he chairman of the Municipal League gasped. Surely he had not heard aright. He turned to the younger woman, who sat smiling at him, confident of his support. Alas! What had he been saying?
"I am delighted to feel that we have the Municipal League behind us," Mrs. Bateman was saying. "We mean to arouse every woman in this town, and make them vote,----"
"But, ladies," began Allingham, already floundering in the dust of expediency, "have you thought?--Do you realize what you are doing? Under ordinary circumstances--in well-regulated towns perhaps,--but a woman for mayor?--In Roma? I'm afraid it wouldn't do."

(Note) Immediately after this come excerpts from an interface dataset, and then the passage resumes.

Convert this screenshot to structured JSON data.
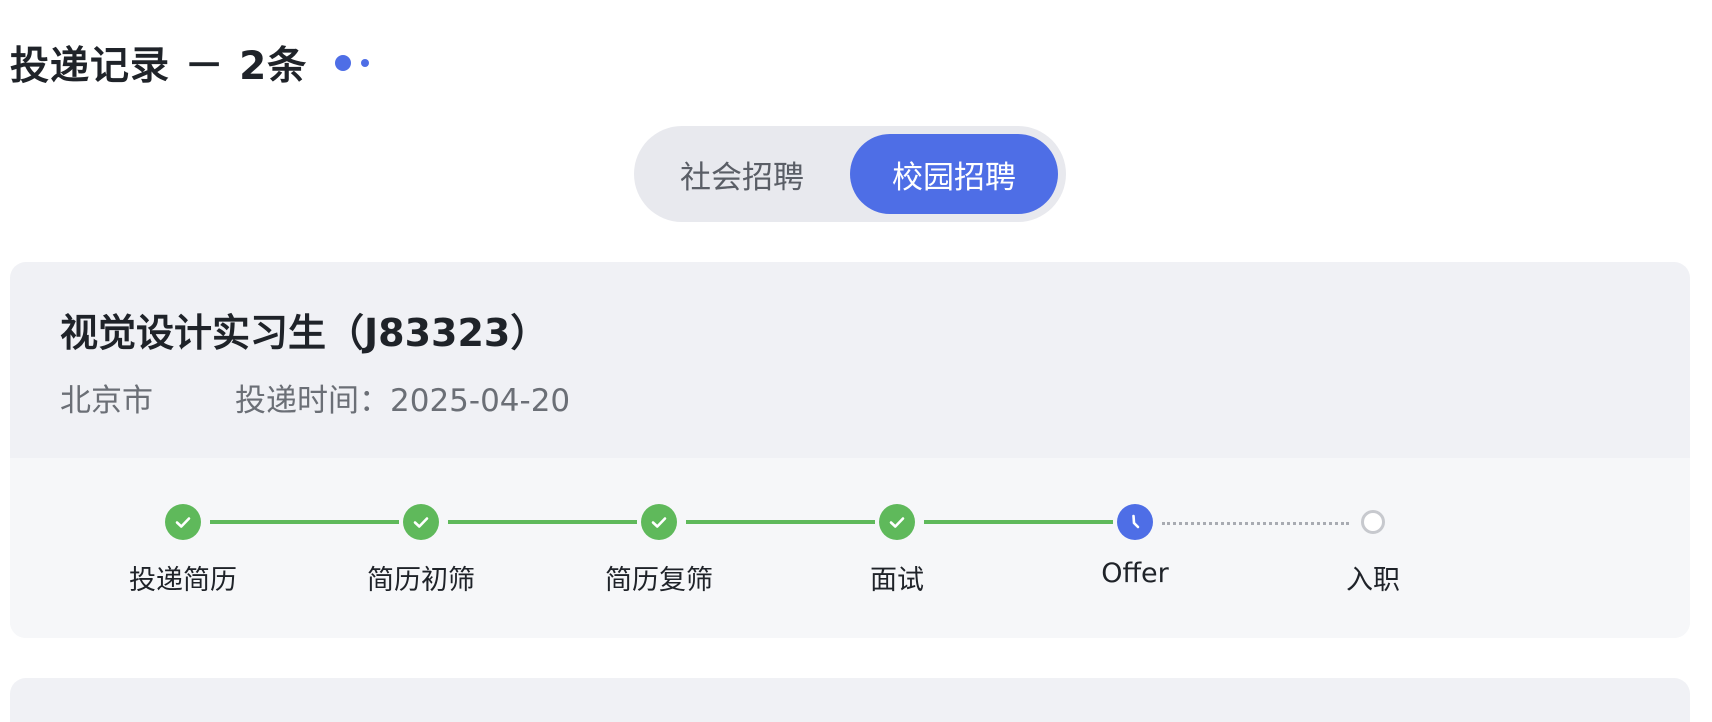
{
  "header": {
    "title": "投递记录 － 2条"
  },
  "tabs": {
    "social_label": "社会招聘",
    "campus_label": "校园招聘",
    "selected": "校园招聘",
    "accent_color": "#4e6ee6"
  },
  "job": {
    "title": "视觉设计实习生（J83323）",
    "city": "北京市",
    "applied_label": "投递时间：",
    "applied_date": "2025-04-20"
  },
  "progress": {
    "done_color": "#5fb95b",
    "steps": [
      {
        "label": "投递简历",
        "status": "done",
        "icon": "check-icon"
      },
      {
        "label": "简历初筛",
        "status": "done",
        "icon": "check-icon"
      },
      {
        "label": "简历复筛",
        "status": "done",
        "icon": "check-icon"
      },
      {
        "label": "面试",
        "status": "done",
        "icon": "check-icon"
      },
      {
        "label": "Offer",
        "status": "current",
        "icon": "clock-icon"
      },
      {
        "label": "入职",
        "status": "pending",
        "icon": "empty-circle-icon"
      }
    ]
  }
}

"But you just said we could do anything we pleased?" began Mrs. Stillman.
"In the way of help, yes," replied the chairman, sore beset. "But this would be such an innovation."

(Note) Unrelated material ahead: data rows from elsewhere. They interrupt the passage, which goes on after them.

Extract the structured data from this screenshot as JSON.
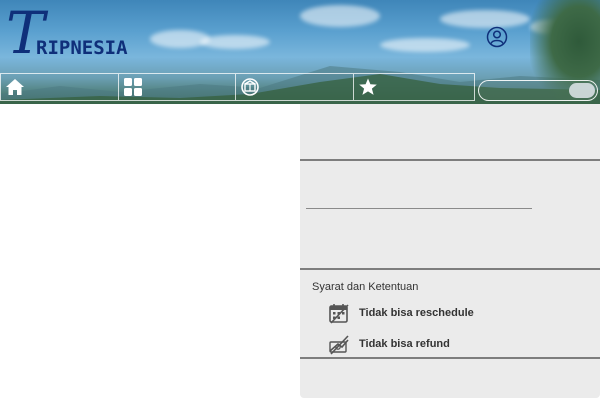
{
  "brand": {
    "logo_initial": "T",
    "logo_text": "RIPNESIA"
  },
  "header": {
    "user_icon": "user-circle-icon"
  },
  "nav": {
    "items": [
      {
        "icon": "home-icon"
      },
      {
        "icon": "grid-icon"
      },
      {
        "icon": "package-icon"
      },
      {
        "icon": "star-icon"
      }
    ]
  },
  "search": {
    "placeholder": ""
  },
  "terms": {
    "title": "Syarat dan Ketentuan",
    "items": [
      {
        "icon": "calendar-no-reschedule-icon",
        "label": "Tidak bisa reschedule"
      },
      {
        "icon": "no-refund-icon",
        "label": "Tidak bisa refund"
      }
    ]
  },
  "colors": {
    "brand": "#0f2f7a",
    "panel_bg": "#ebebeb",
    "divider": "#7d7d7d"
  }
}
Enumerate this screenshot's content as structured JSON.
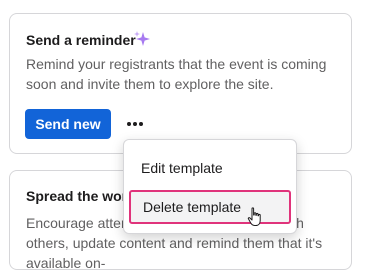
{
  "reminder_card": {
    "title": "Send a reminder",
    "sparkle_icon": "sparkle-icon",
    "description": "Remind your registrants that the event is coming soon and invite them to explore the site.",
    "send_button": "Send new",
    "more_icon": "more-horizontal-icon"
  },
  "spread_card": {
    "title": "Spread the word",
    "description": "Encourage attendees to share the event with others, update content and remind them that it's available on-"
  },
  "menu": {
    "items": [
      {
        "label": "Edit template"
      },
      {
        "label": "Delete template"
      }
    ]
  },
  "colors": {
    "primary": "#1264d8",
    "highlight_border": "#e0337b",
    "sparkle": "#a77af0"
  }
}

"Now, Jack Allingham," said Mrs. Bateman, who had known him all his life, "I know this comes with a shock to you,--I know how difficult the problem seems at this minute. But don't decide now. Take time